> **TASK DETAILS**: Line by line, retype the material exactly and leave each picture out.

> **RECORDED INFORMATION**:
+++

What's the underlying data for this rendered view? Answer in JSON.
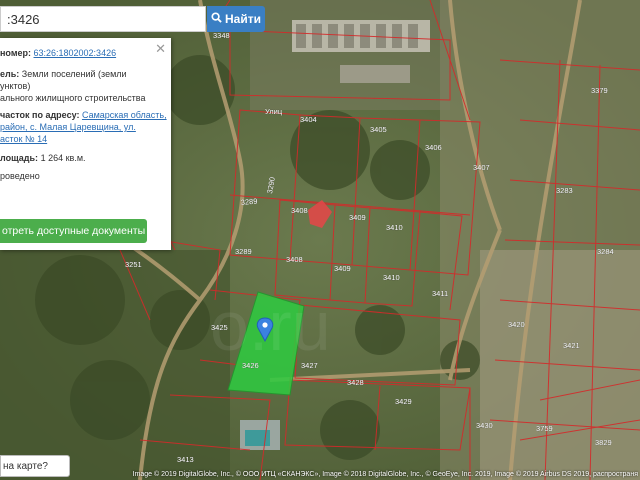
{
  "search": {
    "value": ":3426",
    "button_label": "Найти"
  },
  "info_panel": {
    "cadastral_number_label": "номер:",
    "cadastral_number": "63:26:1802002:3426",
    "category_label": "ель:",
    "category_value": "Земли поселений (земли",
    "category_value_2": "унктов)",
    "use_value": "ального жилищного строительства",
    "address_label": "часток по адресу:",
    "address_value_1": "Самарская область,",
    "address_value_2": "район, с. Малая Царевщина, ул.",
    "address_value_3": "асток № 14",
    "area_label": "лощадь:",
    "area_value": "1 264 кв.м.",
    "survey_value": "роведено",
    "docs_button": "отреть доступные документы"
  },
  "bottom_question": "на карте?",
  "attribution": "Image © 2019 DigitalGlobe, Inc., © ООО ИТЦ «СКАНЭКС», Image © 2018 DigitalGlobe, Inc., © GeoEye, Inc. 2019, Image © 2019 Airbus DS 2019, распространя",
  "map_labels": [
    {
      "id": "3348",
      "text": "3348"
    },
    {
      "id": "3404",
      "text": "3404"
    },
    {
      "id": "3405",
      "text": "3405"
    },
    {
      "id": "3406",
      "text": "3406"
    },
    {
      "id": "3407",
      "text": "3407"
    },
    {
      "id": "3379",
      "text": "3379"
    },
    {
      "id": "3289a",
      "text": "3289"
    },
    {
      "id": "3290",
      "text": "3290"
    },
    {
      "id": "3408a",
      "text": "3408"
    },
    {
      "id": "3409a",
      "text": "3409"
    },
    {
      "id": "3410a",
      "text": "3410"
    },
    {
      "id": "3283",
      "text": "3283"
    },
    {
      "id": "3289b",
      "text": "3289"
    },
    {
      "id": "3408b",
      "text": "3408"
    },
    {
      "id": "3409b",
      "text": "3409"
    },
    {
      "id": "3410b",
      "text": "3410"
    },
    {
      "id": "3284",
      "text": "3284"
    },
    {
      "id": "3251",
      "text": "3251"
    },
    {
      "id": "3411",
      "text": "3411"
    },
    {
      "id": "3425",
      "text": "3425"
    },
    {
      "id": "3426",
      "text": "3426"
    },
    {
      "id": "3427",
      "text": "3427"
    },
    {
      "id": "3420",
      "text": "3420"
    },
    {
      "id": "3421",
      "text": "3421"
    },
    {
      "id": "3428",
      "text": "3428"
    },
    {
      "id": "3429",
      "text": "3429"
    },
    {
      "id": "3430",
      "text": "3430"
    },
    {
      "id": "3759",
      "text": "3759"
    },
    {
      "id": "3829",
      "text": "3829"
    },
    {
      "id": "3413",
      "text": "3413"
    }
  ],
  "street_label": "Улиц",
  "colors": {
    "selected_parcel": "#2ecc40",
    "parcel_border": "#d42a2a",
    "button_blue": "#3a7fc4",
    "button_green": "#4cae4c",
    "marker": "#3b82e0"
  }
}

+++

> **REPLY TO THE EXERCISE**:
What's the underlying data for this rendered view? Answer in JSON.
{
  "search": {
    "value": ":3426",
    "button_label": "Найти"
  },
  "info_panel": {
    "cadastral_number_label": "номер:",
    "cadastral_number": "63:26:1802002:3426",
    "category_label": "ель:",
    "category_value": "Земли поселений (земли",
    "category_value_2": "унктов)",
    "use_value": "ального жилищного строительства",
    "address_label": "часток по адресу:",
    "address_value_1": "Самарская область,",
    "address_value_2": "район, с. Малая Царевщина, ул.",
    "address_value_3": "асток № 14",
    "area_label": "лощадь:",
    "area_value": "1 264 кв.м.",
    "survey_value": "роведено",
    "docs_button": "отреть доступные документы"
  },
  "bottom_question": "на карте?",
  "attribution": "Image © 2019 DigitalGlobe, Inc., © ООО ИТЦ «СКАНЭКС», Image © 2018 DigitalGlobe, Inc., © GeoEye, Inc. 2019, Image © 2019 Airbus DS 2019, распространя",
  "map_labels": [
    {
      "id": "3348",
      "text": "3348"
    },
    {
      "id": "3404",
      "text": "3404"
    },
    {
      "id": "3405",
      "text": "3405"
    },
    {
      "id": "3406",
      "text": "3406"
    },
    {
      "id": "3407",
      "text": "3407"
    },
    {
      "id": "3379",
      "text": "3379"
    },
    {
      "id": "3289a",
      "text": "3289"
    },
    {
      "id": "3290",
      "text": "3290"
    },
    {
      "id": "3408a",
      "text": "3408"
    },
    {
      "id": "3409a",
      "text": "3409"
    },
    {
      "id": "3410a",
      "text": "3410"
    },
    {
      "id": "3283",
      "text": "3283"
    },
    {
      "id": "3289b",
      "text": "3289"
    },
    {
      "id": "3408b",
      "text": "3408"
    },
    {
      "id": "3409b",
      "text": "3409"
    },
    {
      "id": "3410b",
      "text": "3410"
    },
    {
      "id": "3284",
      "text": "3284"
    },
    {
      "id": "3251",
      "text": "3251"
    },
    {
      "id": "3411",
      "text": "3411"
    },
    {
      "id": "3425",
      "text": "3425"
    },
    {
      "id": "3426",
      "text": "3426"
    },
    {
      "id": "3427",
      "text": "3427"
    },
    {
      "id": "3420",
      "text": "3420"
    },
    {
      "id": "3421",
      "text": "3421"
    },
    {
      "id": "3428",
      "text": "3428"
    },
    {
      "id": "3429",
      "text": "3429"
    },
    {
      "id": "3430",
      "text": "3430"
    },
    {
      "id": "3759",
      "text": "3759"
    },
    {
      "id": "3829",
      "text": "3829"
    },
    {
      "id": "3413",
      "text": "3413"
    }
  ],
  "street_label": "Улиц",
  "colors": {
    "selected_parcel": "#2ecc40",
    "parcel_border": "#d42a2a",
    "button_blue": "#3a7fc4",
    "button_green": "#4cae4c",
    "marker": "#3b82e0"
  }
}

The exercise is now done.